### WORK TASK:
If a picture appears in the records, skip it; copy everything else exactly.

START DATASET EXCERPTS

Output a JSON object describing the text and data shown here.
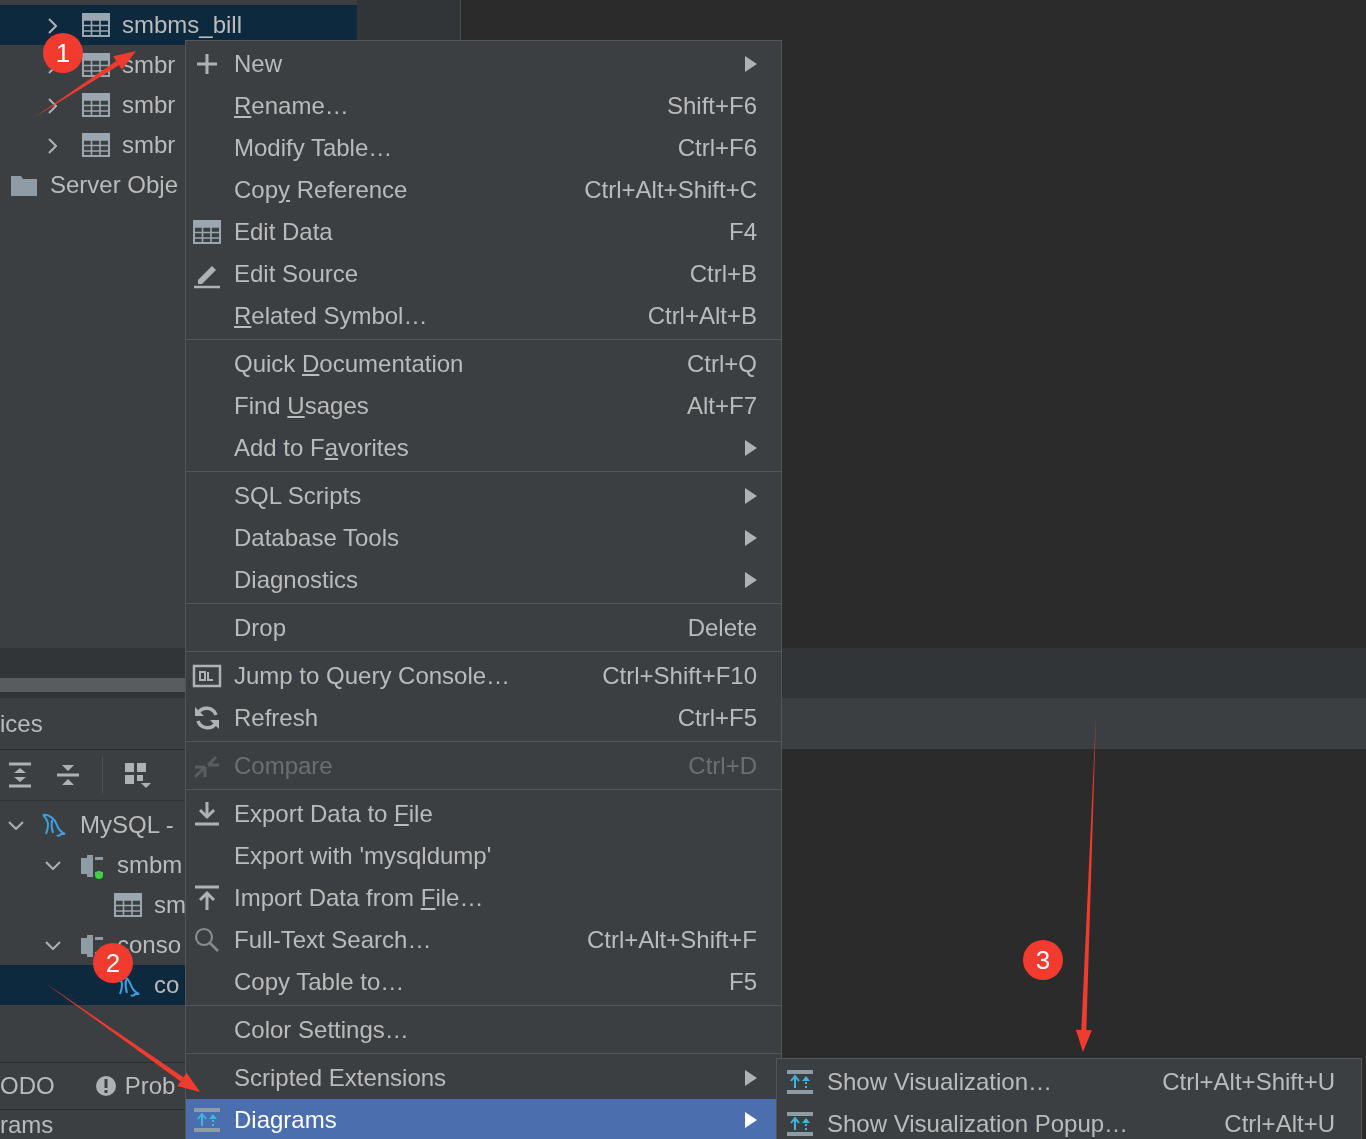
{
  "database_tree": [
    {
      "kind": "table",
      "label": "smbms_bill",
      "expanded": false,
      "selected": true
    },
    {
      "kind": "table",
      "label": "smbr",
      "expanded": false,
      "selected": false
    },
    {
      "kind": "table",
      "label": "smbr",
      "expanded": false,
      "selected": false
    },
    {
      "kind": "table",
      "label": "smbr",
      "expanded": false,
      "selected": false
    },
    {
      "kind": "folder",
      "label": "Server Obje",
      "selected": false
    }
  ],
  "services_panel": {
    "title": "ices",
    "tree": [
      {
        "kind": "mysql",
        "label": "MySQL -",
        "expanded": true,
        "selected": false,
        "children": [
          {
            "kind": "connection",
            "label": "smbm",
            "expanded": true,
            "connected": true,
            "selected": false,
            "children": [
              {
                "kind": "table",
                "label": "sm",
                "selected": false
              }
            ]
          },
          {
            "kind": "connection",
            "label": "conso",
            "expanded": true,
            "connected": false,
            "selected": false,
            "children": [
              {
                "kind": "console",
                "label": "co",
                "selected": true
              }
            ]
          }
        ]
      }
    ],
    "tool_tabs": [
      {
        "kind": "plain",
        "label": "ODO"
      },
      {
        "kind": "problems",
        "label": "Prob"
      }
    ],
    "bottom_label": "rams"
  },
  "context_menu": {
    "groups": [
      [
        {
          "kind": "plus",
          "label": "New",
          "submenu": true,
          "disabled": false,
          "selected": false
        },
        {
          "mnemonic_label": {
            "key": "R",
            "after": "ename…"
          },
          "shortcut": "Shift+F6",
          "submenu": false,
          "disabled": false,
          "selected": false
        },
        {
          "label": "Modify Table…",
          "shortcut": "Ctrl+F6",
          "submenu": false,
          "disabled": false,
          "selected": false
        },
        {
          "mnemonic_label": {
            "before": "Cop",
            "key": "y",
            "after": " Reference"
          },
          "shortcut": "Ctrl+Alt+Shift+C",
          "submenu": false,
          "disabled": false,
          "selected": false
        },
        {
          "kind": "table",
          "label": "Edit Data",
          "shortcut": "F4",
          "submenu": false,
          "disabled": false,
          "selected": false
        },
        {
          "kind": "pencil",
          "label": "Edit Source",
          "shortcut": "Ctrl+B",
          "submenu": false,
          "disabled": false,
          "selected": false
        },
        {
          "mnemonic_label": {
            "key": "R",
            "after": "elated Symbol…"
          },
          "shortcut": "Ctrl+Alt+B",
          "submenu": false,
          "disabled": false,
          "selected": false
        }
      ],
      [
        {
          "mnemonic_label": {
            "before": "Quick ",
            "key": "D",
            "after": "ocumentation"
          },
          "shortcut": "Ctrl+Q",
          "submenu": false,
          "disabled": false,
          "selected": false
        },
        {
          "mnemonic_label": {
            "before": "Find ",
            "key": "U",
            "after": "sages"
          },
          "shortcut": "Alt+F7",
          "submenu": false,
          "disabled": false,
          "selected": false
        },
        {
          "mnemonic_label": {
            "before": "Add to F",
            "key": "a",
            "after": "vorites"
          },
          "submenu": true,
          "disabled": false,
          "selected": false
        }
      ],
      [
        {
          "label": "SQL Scripts",
          "submenu": true,
          "disabled": false,
          "selected": false
        },
        {
          "label": "Database Tools",
          "submenu": true,
          "disabled": false,
          "selected": false
        },
        {
          "label": "Diagnostics",
          "submenu": true,
          "disabled": false,
          "selected": false
        }
      ],
      [
        {
          "label": "Drop",
          "shortcut": "Delete",
          "submenu": false,
          "disabled": false,
          "selected": false
        }
      ],
      [
        {
          "kind": "console",
          "label": "Jump to Query Console…",
          "shortcut": "Ctrl+Shift+F10",
          "submenu": false,
          "disabled": false,
          "selected": false
        },
        {
          "kind": "refresh",
          "label": "Refresh",
          "shortcut": "Ctrl+F5",
          "submenu": false,
          "disabled": false,
          "selected": false
        }
      ],
      [
        {
          "kind": "compare",
          "label": "Compare",
          "shortcut": "Ctrl+D",
          "submenu": false,
          "disabled": true,
          "selected": false
        }
      ],
      [
        {
          "kind": "export",
          "mnemonic_label": {
            "before": "Export Data to ",
            "key": "F",
            "after": "ile"
          },
          "submenu": false,
          "disabled": false,
          "selected": false
        },
        {
          "label": "Export with 'mysqldump'",
          "submenu": false,
          "disabled": false,
          "selected": false
        },
        {
          "kind": "import",
          "mnemonic_label": {
            "before": "Import Data from ",
            "key": "F",
            "after": "ile…"
          },
          "submenu": false,
          "disabled": false,
          "selected": false
        },
        {
          "kind": "search",
          "label": "Full-Text Search…",
          "shortcut": "Ctrl+Alt+Shift+F",
          "submenu": false,
          "disabled": false,
          "selected": false
        },
        {
          "label": "Copy Table to…",
          "shortcut": "F5",
          "submenu": false,
          "disabled": false,
          "selected": false
        }
      ],
      [
        {
          "label": "Color Settings…",
          "submenu": false,
          "disabled": false,
          "selected": false
        }
      ],
      [
        {
          "label": "Scripted Extensions",
          "submenu": true,
          "disabled": false,
          "selected": false
        },
        {
          "kind": "diagram",
          "label": "Diagrams",
          "submenu": true,
          "disabled": false,
          "selected": true
        }
      ]
    ]
  },
  "diagrams_submenu": [
    {
      "kind": "diagram",
      "label": "Show Visualization…",
      "shortcut": "Ctrl+Alt+Shift+U"
    },
    {
      "kind": "diagram",
      "label": "Show Visualization Popup…",
      "shortcut": "Ctrl+Alt+U"
    }
  ],
  "annotations": [
    {
      "label": "1"
    },
    {
      "label": "2"
    },
    {
      "label": "3"
    }
  ]
}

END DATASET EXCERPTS

### SOLUTION TO THE PROBLEM:
Output a JSON object describing the text and data shown here.
{
  "database_tree": [
    {
      "kind": "table",
      "label": "smbms_bill",
      "expanded": false,
      "selected": true
    },
    {
      "kind": "table",
      "label": "smbr",
      "expanded": false,
      "selected": false
    },
    {
      "kind": "table",
      "label": "smbr",
      "expanded": false,
      "selected": false
    },
    {
      "kind": "table",
      "label": "smbr",
      "expanded": false,
      "selected": false
    },
    {
      "kind": "folder",
      "label": "Server Obje",
      "selected": false
    }
  ],
  "services_panel": {
    "title": "ices",
    "tree": [
      {
        "kind": "mysql",
        "label": "MySQL -",
        "expanded": true,
        "selected": false,
        "children": [
          {
            "kind": "connection",
            "label": "smbm",
            "expanded": true,
            "connected": true,
            "selected": false,
            "children": [
              {
                "kind": "table",
                "label": "sm",
                "selected": false
              }
            ]
          },
          {
            "kind": "connection",
            "label": "conso",
            "expanded": true,
            "connected": false,
            "selected": false,
            "children": [
              {
                "kind": "console",
                "label": "co",
                "selected": true
              }
            ]
          }
        ]
      }
    ],
    "tool_tabs": [
      {
        "kind": "plain",
        "label": "ODO"
      },
      {
        "kind": "problems",
        "label": "Prob"
      }
    ],
    "bottom_label": "rams"
  },
  "context_menu": {
    "groups": [
      [
        {
          "kind": "plus",
          "label": "New",
          "submenu": true,
          "disabled": false,
          "selected": false
        },
        {
          "mnemonic_label": {
            "key": "R",
            "after": "ename…"
          },
          "shortcut": "Shift+F6",
          "submenu": false,
          "disabled": false,
          "selected": false
        },
        {
          "label": "Modify Table…",
          "shortcut": "Ctrl+F6",
          "submenu": false,
          "disabled": false,
          "selected": false
        },
        {
          "mnemonic_label": {
            "before": "Cop",
            "key": "y",
            "after": " Reference"
          },
          "shortcut": "Ctrl+Alt+Shift+C",
          "submenu": false,
          "disabled": false,
          "selected": false
        },
        {
          "kind": "table",
          "label": "Edit Data",
          "shortcut": "F4",
          "submenu": false,
          "disabled": false,
          "selected": false
        },
        {
          "kind": "pencil",
          "label": "Edit Source",
          "shortcut": "Ctrl+B",
          "submenu": false,
          "disabled": false,
          "selected": false
        },
        {
          "mnemonic_label": {
            "key": "R",
            "after": "elated Symbol…"
          },
          "shortcut": "Ctrl+Alt+B",
          "submenu": false,
          "disabled": false,
          "selected": false
        }
      ],
      [
        {
          "mnemonic_label": {
            "before": "Quick ",
            "key": "D",
            "after": "ocumentation"
          },
          "shortcut": "Ctrl+Q",
          "submenu": false,
          "disabled": false,
          "selected": false
        },
        {
          "mnemonic_label": {
            "before": "Find ",
            "key": "U",
            "after": "sages"
          },
          "shortcut": "Alt+F7",
          "submenu": false,
          "disabled": false,
          "selected": false
        },
        {
          "mnemonic_label": {
            "before": "Add to F",
            "key": "a",
            "after": "vorites"
          },
          "submenu": true,
          "disabled": false,
          "selected": false
        }
      ],
      [
        {
          "label": "SQL Scripts",
          "submenu": true,
          "disabled": false,
          "selected": false
        },
        {
          "label": "Database Tools",
          "submenu": true,
          "disabled": false,
          "selected": false
        },
        {
          "label": "Diagnostics",
          "submenu": true,
          "disabled": false,
          "selected": false
        }
      ],
      [
        {
          "label": "Drop",
          "shortcut": "Delete",
          "submenu": false,
          "disabled": false,
          "selected": false
        }
      ],
      [
        {
          "kind": "console",
          "label": "Jump to Query Console…",
          "shortcut": "Ctrl+Shift+F10",
          "submenu": false,
          "disabled": false,
          "selected": false
        },
        {
          "kind": "refresh",
          "label": "Refresh",
          "shortcut": "Ctrl+F5",
          "submenu": false,
          "disabled": false,
          "selected": false
        }
      ],
      [
        {
          "kind": "compare",
          "label": "Compare",
          "shortcut": "Ctrl+D",
          "submenu": false,
          "disabled": true,
          "selected": false
        }
      ],
      [
        {
          "kind": "export",
          "mnemonic_label": {
            "before": "Export Data to ",
            "key": "F",
            "after": "ile"
          },
          "submenu": false,
          "disabled": false,
          "selected": false
        },
        {
          "label": "Export with 'mysqldump'",
          "submenu": false,
          "disabled": false,
          "selected": false
        },
        {
          "kind": "import",
          "mnemonic_label": {
            "before": "Import Data from ",
            "key": "F",
            "after": "ile…"
          },
          "submenu": false,
          "disabled": false,
          "selected": false
        },
        {
          "kind": "search",
          "label": "Full-Text Search…",
          "shortcut": "Ctrl+Alt+Shift+F",
          "submenu": false,
          "disabled": false,
          "selected": false
        },
        {
          "label": "Copy Table to…",
          "shortcut": "F5",
          "submenu": false,
          "disabled": false,
          "selected": false
        }
      ],
      [
        {
          "label": "Color Settings…",
          "submenu": false,
          "disabled": false,
          "selected": false
        }
      ],
      [
        {
          "label": "Scripted Extensions",
          "submenu": true,
          "disabled": false,
          "selected": false
        },
        {
          "kind": "diagram",
          "label": "Diagrams",
          "submenu": true,
          "disabled": false,
          "selected": true
        }
      ]
    ]
  },
  "diagrams_submenu": [
    {
      "kind": "diagram",
      "label": "Show Visualization…",
      "shortcut": "Ctrl+Alt+Shift+U"
    },
    {
      "kind": "diagram",
      "label": "Show Visualization Popup…",
      "shortcut": "Ctrl+Alt+U"
    }
  ],
  "annotations": [
    {
      "label": "1"
    },
    {
      "label": "2"
    },
    {
      "label": "3"
    }
  ]
}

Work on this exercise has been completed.